What is the difference between cancelling and terminating a contract? In May, the Home Office said it had ‘cancelled’ a Border Force contract with P&O after the ferry operator sacked nearly 800 employees – but the language used is equally important when two parties consider ending a contract agreed between them, says Taylor Walton's Katarina Morgan …
In general terms, once a contract has been agreed it becomes binding, and the parties will be legally bound to perform according to the contractual terms and conditions. However (as in the P&O example), circumstances can quickly change and impact any contract, and things can go wrong if care is not afforded.
If one party feels the contract is not being upheld, depending on the type of breach, they could either affirm the contract and claim damages, they could try to terminate the contract, or they might wish to cancel the contract (known legally as rescission).
Ultimately, every furniture business needs to understand the difference between the impact of a contractual termination and rescinding (cancelling) an agreement that is in place.
Terminating a contract
Either or both parties must meet the obligations within a contact to terminate it. The contract must be ended as if all actions had been performed – an amicable arrangement.
Termination happens by following an express termination clause in the contract itself by giving notice to the other party to terminate the contract. It can also happen if there is an implied clause permitting a party(ies) to terminate under common or statute law or automatically (for instance, if the contract has been frustrated).
Termination clauses can sometimes be unilateral and, depending on the wording of the express clause and the circumstances, this could give rise to an unfair contract term argument.
Rescinding a contract
Rescinding a contract, however, means both parties are restored to the position they were in before the contract was entered into.
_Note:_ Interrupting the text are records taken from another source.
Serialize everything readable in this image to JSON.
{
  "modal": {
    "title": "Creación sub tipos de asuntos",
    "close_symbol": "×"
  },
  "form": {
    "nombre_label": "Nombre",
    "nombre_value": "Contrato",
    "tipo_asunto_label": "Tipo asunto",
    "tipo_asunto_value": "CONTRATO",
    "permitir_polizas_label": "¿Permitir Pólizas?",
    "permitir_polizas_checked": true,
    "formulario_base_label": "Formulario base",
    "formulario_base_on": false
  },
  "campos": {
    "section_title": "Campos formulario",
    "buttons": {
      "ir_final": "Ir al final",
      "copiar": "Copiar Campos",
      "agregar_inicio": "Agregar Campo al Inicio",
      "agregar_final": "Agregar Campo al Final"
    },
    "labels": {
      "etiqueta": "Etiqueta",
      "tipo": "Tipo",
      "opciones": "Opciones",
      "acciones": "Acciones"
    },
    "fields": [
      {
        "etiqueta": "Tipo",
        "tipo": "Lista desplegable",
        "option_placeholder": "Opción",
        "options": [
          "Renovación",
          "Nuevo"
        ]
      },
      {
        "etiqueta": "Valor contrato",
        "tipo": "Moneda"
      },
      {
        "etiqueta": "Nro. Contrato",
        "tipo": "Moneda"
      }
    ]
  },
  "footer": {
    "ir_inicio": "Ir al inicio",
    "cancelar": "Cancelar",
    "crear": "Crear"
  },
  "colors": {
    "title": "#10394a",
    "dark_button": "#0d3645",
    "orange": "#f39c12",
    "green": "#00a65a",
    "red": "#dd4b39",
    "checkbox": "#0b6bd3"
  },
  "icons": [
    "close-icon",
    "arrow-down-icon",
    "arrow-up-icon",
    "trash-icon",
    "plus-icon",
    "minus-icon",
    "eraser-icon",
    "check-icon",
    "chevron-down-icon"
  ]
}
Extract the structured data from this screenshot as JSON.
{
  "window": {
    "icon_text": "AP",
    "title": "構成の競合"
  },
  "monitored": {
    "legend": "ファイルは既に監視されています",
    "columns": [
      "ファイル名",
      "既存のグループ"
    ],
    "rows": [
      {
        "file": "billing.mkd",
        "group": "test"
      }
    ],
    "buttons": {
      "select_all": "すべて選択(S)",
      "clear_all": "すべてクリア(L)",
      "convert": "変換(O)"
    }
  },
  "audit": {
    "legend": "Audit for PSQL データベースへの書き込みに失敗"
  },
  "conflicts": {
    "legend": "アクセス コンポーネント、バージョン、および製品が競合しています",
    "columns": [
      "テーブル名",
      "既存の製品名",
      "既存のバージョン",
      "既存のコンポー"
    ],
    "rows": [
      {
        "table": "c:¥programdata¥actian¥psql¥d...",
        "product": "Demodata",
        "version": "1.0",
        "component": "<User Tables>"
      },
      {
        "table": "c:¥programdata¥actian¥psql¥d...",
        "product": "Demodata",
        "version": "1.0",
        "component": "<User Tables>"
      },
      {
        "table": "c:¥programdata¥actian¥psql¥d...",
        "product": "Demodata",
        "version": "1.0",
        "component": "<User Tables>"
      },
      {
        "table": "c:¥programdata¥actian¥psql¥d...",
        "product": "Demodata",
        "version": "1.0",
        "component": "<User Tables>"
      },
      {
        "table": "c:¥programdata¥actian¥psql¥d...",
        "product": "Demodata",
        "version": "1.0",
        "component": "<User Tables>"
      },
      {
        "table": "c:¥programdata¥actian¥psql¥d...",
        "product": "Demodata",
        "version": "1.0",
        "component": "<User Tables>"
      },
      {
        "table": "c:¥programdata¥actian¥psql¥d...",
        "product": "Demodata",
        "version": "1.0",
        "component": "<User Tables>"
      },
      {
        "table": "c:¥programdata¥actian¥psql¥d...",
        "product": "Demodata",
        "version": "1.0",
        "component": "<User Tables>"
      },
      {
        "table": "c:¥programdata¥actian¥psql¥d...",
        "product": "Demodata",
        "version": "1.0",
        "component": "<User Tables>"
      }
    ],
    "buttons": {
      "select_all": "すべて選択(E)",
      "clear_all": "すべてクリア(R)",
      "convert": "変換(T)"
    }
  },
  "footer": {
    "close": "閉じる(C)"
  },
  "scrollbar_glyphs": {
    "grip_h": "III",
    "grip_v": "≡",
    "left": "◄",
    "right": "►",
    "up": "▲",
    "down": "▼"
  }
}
When a contract is rescinded, it is set aside entirely – it is as if the contract never existed and it therefore removes the parties’ obligations under the contract.
Rescission is an equitable remedy against a party who has committed a breach of contract, usually for misrepresentation or mistake – but rescinding is only applicable if the contract has not been affirmed.
Affirming a contract
Affirming a contract refers to the continued application of contractual terms after a repudiatory breach has occurred, with the sole intention of claiming damages in light of that breach.
A repudiatory breach of contract takes place where one party fails or refuses to perform a fundamental term or condition of the contract. The other party can either choose to accept that repudatory breach of contract and rescind the contract, or they can choose to continue with it (affirm it) and claim damages instead – the circumstances will usually dictate which is the better option for the party not in breach.
This is just one reason why action to rescind a contract has to be taken promptly once a sufficient breach has been noted. Any delay could be used by the other party to argue that the contract was affirmed, and thus the chance to rescind has been missed.
To rescind or affirm?
Because rescinding renders a contract retrospectively non-existent, the innocent party needs to consider what will give them the best outcome. That could include the return of valuable property to them.
Rescinding a contract is not initiated by a court, but by either of the contractual parties. The innocent party will inform the offending party of their intentions, and if the matter is subject to litigation, the court will decide whether rescinding the contract was legally valid. If it was, the court will make orders designed to give effect to the rescission of the contract.
Rescission will not be found valid by the court if it believes the contract was affirmed, if a third party has acquired rights to any property subject to the rescission, or if it is impossible for the parties to be restored to their positions prior to entering into the contract.